WORK REQUEST —
All of the records below should be retyped exactly, with no pictures included.
··· AVAILABLE RECORDS ···
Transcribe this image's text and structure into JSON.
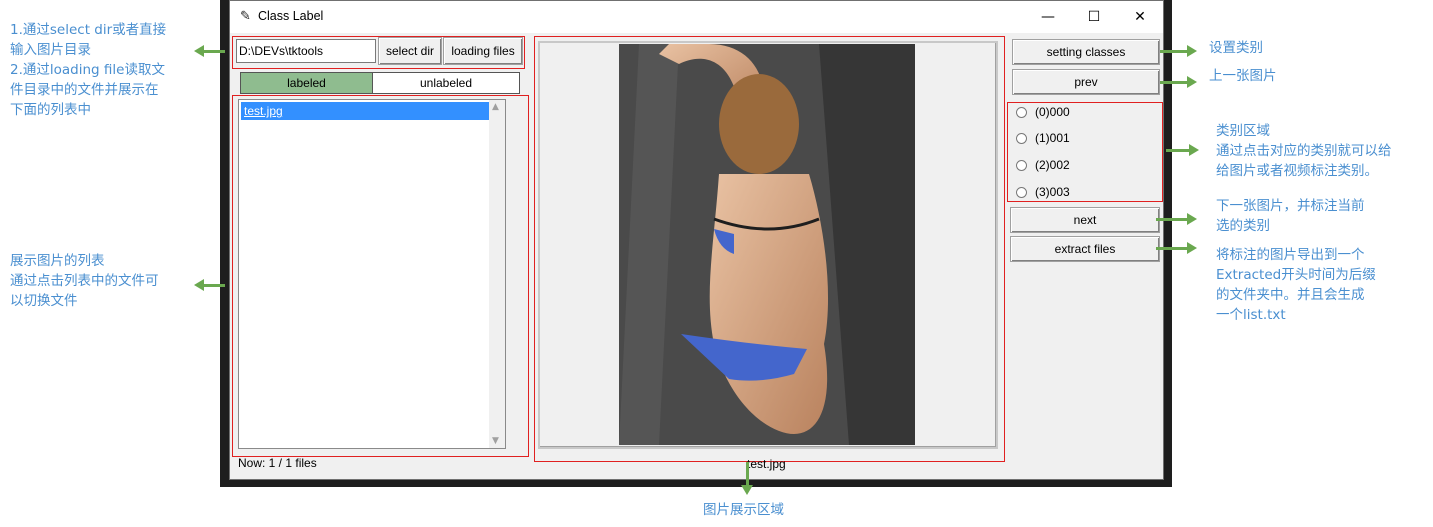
{
  "window": {
    "title": "Class Label",
    "controls": {
      "minimize": "—",
      "maximize": "☐",
      "close": "✕"
    }
  },
  "toolbar": {
    "path_value": "D:\\DEVs\\tktools",
    "select_dir": "select dir",
    "loading_files": "loading files"
  },
  "tabs": {
    "labeled": "labeled",
    "unlabeled": "unlabeled"
  },
  "file_list": {
    "items": [
      "test.jpg"
    ]
  },
  "status": {
    "count": "Now: 1 / 1 files",
    "current_file": "test.jpg"
  },
  "right_panel": {
    "setting_classes": "setting classes",
    "prev": "prev",
    "classes": [
      "(0)000",
      "(1)001",
      "(2)002",
      "(3)003"
    ],
    "next": "next",
    "extract_files": "extract files"
  },
  "annotations": {
    "path_help": "1.通过select dir或者直接\n输入图片目录\n2.通过loading file读取文\n件目录中的文件并展示在\n下面的列表中",
    "list_help": "展示图片的列表\n通过点击列表中的文件可\n以切换文件",
    "image_area": "图片展示区域",
    "setting_classes": "设置类别",
    "prev": "上一张图片",
    "classes_area": "类别区域\n通过点击对应的类别就可以给\n给图片或者视频标注类别。",
    "next": "下一张图片，并标注当前\n选的类别",
    "extract": "将标注的图片导出到一个\nExtracted开头时间为后缀\n的文件夹中。并且会生成\n一个list.txt"
  },
  "colors": {
    "annotation_text": "#4a8fd0",
    "arrow": "#6aa84f",
    "highlight_box": "#e02020",
    "labeled_tab": "#8fbc8f",
    "selection": "#3390ff"
  }
}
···
WRITTEN RESPONSE —
Transcribe this image's text and structure into JSON.
{
  "window": {
    "title": "Class Label",
    "controls": {
      "minimize": "—",
      "maximize": "☐",
      "close": "✕"
    }
  },
  "toolbar": {
    "path_value": "D:\\DEVs\\tktools",
    "select_dir": "select dir",
    "loading_files": "loading files"
  },
  "tabs": {
    "labeled": "labeled",
    "unlabeled": "unlabeled"
  },
  "file_list": {
    "items": [
      "test.jpg"
    ]
  },
  "status": {
    "count": "Now: 1 / 1 files",
    "current_file": "test.jpg"
  },
  "right_panel": {
    "setting_classes": "setting classes",
    "prev": "prev",
    "classes": [
      "(0)000",
      "(1)001",
      "(2)002",
      "(3)003"
    ],
    "next": "next",
    "extract_files": "extract files"
  },
  "annotations": {
    "path_help": "1.通过select dir或者直接\n输入图片目录\n2.通过loading file读取文\n件目录中的文件并展示在\n下面的列表中",
    "list_help": "展示图片的列表\n通过点击列表中的文件可\n以切换文件",
    "image_area": "图片展示区域",
    "setting_classes": "设置类别",
    "prev": "上一张图片",
    "classes_area": "类别区域\n通过点击对应的类别就可以给\n给图片或者视频标注类别。",
    "next": "下一张图片，并标注当前\n选的类别",
    "extract": "将标注的图片导出到一个\nExtracted开头时间为后缀\n的文件夹中。并且会生成\n一个list.txt"
  },
  "colors": {
    "annotation_text": "#4a8fd0",
    "arrow": "#6aa84f",
    "highlight_box": "#e02020",
    "labeled_tab": "#8fbc8f",
    "selection": "#3390ff"
  }
}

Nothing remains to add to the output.